YOUR GOAL
Please find every line in the records below that contains the word "foods", and copy it.

MATERIAL PROVIDED
----

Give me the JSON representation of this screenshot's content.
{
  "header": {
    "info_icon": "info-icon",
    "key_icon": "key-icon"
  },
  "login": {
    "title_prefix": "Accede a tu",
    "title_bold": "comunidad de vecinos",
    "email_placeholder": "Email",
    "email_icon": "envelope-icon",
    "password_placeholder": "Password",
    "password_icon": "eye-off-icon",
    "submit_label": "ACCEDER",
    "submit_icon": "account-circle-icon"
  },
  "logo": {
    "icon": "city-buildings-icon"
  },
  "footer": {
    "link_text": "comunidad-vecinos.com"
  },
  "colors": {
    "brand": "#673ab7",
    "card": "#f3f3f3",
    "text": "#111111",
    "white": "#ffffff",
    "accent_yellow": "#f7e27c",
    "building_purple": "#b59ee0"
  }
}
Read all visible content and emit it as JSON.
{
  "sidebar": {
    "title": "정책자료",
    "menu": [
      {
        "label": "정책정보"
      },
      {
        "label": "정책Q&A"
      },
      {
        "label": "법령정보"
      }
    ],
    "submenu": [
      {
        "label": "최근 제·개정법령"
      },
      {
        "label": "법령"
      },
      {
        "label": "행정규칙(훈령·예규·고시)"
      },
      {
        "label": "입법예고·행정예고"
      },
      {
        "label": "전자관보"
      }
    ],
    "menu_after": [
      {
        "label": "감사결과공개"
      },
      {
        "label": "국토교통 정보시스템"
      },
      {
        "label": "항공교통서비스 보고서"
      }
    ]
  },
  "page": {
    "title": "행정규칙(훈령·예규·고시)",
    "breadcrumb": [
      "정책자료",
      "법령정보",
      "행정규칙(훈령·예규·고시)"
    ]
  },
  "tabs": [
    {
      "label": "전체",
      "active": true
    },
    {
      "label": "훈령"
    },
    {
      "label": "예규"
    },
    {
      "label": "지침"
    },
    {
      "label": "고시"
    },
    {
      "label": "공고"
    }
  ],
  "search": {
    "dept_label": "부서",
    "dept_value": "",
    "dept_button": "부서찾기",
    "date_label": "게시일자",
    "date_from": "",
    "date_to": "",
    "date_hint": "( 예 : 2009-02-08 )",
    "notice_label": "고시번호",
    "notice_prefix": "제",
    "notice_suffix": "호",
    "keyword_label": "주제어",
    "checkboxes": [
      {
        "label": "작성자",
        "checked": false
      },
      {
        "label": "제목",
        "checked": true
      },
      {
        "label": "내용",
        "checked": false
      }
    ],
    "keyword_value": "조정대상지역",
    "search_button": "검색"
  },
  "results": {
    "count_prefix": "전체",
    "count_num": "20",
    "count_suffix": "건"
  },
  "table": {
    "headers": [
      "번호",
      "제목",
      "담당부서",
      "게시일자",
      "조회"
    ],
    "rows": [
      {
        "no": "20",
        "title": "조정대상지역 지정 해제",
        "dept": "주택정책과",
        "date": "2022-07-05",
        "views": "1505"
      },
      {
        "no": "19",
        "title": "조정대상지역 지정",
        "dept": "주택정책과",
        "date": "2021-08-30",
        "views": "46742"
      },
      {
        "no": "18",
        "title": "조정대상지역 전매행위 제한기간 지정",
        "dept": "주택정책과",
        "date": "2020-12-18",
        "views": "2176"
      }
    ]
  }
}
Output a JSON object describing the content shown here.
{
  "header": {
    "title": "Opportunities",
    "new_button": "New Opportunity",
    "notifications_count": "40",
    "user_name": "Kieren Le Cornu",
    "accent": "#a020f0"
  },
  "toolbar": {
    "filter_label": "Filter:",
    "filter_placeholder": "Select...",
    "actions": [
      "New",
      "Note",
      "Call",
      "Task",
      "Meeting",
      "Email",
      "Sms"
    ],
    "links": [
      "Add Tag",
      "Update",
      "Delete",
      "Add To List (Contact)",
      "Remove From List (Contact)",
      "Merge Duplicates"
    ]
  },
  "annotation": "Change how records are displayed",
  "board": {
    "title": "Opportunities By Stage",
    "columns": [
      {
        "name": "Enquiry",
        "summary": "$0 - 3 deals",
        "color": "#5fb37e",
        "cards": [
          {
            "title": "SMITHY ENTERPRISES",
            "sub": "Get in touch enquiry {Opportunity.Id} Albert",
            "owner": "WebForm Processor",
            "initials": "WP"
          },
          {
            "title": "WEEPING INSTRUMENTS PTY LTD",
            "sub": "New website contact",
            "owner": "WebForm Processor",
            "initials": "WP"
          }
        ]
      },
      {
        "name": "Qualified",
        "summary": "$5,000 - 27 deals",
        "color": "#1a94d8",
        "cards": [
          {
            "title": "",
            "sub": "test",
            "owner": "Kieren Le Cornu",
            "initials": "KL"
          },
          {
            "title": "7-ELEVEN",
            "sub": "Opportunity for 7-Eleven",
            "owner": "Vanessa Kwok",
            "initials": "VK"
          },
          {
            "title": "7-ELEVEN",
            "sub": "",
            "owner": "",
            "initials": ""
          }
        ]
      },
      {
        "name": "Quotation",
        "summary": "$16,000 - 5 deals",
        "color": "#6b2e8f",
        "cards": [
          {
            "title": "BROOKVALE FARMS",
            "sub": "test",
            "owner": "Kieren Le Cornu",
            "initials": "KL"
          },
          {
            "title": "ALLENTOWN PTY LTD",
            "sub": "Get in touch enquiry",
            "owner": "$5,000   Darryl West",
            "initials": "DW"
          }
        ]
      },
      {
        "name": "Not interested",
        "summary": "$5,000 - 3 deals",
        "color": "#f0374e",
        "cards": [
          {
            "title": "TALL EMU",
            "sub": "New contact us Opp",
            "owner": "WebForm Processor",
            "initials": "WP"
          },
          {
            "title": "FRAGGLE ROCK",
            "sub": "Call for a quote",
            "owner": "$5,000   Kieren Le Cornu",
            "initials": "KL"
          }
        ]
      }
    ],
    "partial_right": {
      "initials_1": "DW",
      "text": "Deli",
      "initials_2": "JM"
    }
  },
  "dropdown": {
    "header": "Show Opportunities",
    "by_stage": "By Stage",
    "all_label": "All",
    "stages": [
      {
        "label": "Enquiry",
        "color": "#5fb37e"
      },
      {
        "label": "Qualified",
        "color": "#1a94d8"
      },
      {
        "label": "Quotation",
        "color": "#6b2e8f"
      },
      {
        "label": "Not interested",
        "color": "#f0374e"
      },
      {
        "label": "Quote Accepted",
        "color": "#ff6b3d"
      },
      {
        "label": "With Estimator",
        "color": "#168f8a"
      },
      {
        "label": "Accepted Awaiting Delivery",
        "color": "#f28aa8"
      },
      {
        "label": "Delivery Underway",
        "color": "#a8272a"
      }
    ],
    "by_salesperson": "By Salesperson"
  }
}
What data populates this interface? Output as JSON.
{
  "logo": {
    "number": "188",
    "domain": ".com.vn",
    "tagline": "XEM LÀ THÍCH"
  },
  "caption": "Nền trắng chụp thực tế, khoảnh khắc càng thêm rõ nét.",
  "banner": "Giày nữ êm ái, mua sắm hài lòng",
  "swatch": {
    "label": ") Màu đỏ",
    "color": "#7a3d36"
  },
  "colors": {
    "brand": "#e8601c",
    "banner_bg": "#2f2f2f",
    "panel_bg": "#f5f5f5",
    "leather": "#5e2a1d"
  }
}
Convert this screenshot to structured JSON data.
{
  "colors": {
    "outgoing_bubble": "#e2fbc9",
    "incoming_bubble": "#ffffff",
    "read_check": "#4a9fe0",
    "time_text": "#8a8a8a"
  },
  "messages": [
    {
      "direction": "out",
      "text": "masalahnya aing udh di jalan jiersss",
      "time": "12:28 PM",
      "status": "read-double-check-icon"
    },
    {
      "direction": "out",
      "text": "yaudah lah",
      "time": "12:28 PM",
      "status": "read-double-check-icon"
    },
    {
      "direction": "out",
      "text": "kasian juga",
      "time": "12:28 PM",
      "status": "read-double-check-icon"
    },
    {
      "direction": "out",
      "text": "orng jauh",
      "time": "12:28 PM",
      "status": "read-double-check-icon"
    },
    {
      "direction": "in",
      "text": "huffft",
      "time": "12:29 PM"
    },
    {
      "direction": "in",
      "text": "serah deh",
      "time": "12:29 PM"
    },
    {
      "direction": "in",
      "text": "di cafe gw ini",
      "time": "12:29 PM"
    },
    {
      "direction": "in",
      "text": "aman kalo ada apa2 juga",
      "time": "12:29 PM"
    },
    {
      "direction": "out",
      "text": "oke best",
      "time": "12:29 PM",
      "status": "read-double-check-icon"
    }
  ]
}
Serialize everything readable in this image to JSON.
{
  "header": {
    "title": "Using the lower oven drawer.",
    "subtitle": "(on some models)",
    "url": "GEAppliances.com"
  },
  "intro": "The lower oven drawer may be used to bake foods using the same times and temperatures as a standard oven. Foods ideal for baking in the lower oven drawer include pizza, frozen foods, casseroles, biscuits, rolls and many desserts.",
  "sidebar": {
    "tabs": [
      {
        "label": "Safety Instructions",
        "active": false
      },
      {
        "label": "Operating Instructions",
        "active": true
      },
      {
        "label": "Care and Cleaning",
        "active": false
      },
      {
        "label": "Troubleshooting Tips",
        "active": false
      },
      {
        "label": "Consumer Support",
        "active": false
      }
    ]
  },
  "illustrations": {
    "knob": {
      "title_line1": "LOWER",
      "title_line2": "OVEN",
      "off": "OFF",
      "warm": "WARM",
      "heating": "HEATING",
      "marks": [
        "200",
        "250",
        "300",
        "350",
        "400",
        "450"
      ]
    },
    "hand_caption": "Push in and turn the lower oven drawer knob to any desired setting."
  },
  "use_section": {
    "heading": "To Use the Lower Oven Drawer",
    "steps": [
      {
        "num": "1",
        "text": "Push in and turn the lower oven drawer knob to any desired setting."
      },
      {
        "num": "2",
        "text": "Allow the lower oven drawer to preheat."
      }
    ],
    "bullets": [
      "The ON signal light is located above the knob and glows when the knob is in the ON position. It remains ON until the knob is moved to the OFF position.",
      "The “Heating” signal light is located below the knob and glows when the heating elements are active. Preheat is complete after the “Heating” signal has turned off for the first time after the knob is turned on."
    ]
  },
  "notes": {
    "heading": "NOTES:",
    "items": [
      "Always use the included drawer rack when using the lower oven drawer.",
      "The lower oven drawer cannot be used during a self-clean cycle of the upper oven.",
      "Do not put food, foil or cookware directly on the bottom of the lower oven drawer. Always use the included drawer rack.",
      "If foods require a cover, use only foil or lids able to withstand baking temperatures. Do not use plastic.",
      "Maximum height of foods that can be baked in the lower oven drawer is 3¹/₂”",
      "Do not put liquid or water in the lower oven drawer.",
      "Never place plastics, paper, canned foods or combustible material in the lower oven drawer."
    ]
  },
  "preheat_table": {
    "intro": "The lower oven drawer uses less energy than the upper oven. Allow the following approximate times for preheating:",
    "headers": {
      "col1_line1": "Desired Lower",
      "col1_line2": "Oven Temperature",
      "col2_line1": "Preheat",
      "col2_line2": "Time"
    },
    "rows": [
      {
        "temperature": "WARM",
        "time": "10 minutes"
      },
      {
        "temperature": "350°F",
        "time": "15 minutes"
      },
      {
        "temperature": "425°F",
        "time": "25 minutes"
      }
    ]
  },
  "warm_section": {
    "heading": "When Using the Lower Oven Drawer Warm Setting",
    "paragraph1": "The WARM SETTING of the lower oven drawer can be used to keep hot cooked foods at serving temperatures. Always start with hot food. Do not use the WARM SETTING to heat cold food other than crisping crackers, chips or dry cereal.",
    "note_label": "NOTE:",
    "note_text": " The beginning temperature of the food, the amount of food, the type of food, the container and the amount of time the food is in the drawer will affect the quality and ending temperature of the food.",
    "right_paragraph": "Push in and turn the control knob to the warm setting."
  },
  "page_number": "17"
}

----

EXERCISE SOLUTION
  "intro": "The lower oven drawer may be used to bake foods using the same times and temperatures as a standard oven. Foods ideal for baking in the lower oven drawer include pizza, frozen foods, casseroles, biscuits, rolls and many desserts.",
      "If foods require a cover, use only foil or lids able to withstand baking temperatures. Do not use plastic.",
      "Maximum height of foods that can be baked in the lower oven drawer is 3¹/₂”",
      "Never place plastics, paper, canned foods or combustible material in the lower oven drawer."
    "paragraph1": "The WARM SETTING of the lower oven drawer can be used to keep hot cooked foods at serving temperatures. Always start with hot food. Do not use the WARM SETTING to heat cold food other than crisping crackers, chips or dry cereal.",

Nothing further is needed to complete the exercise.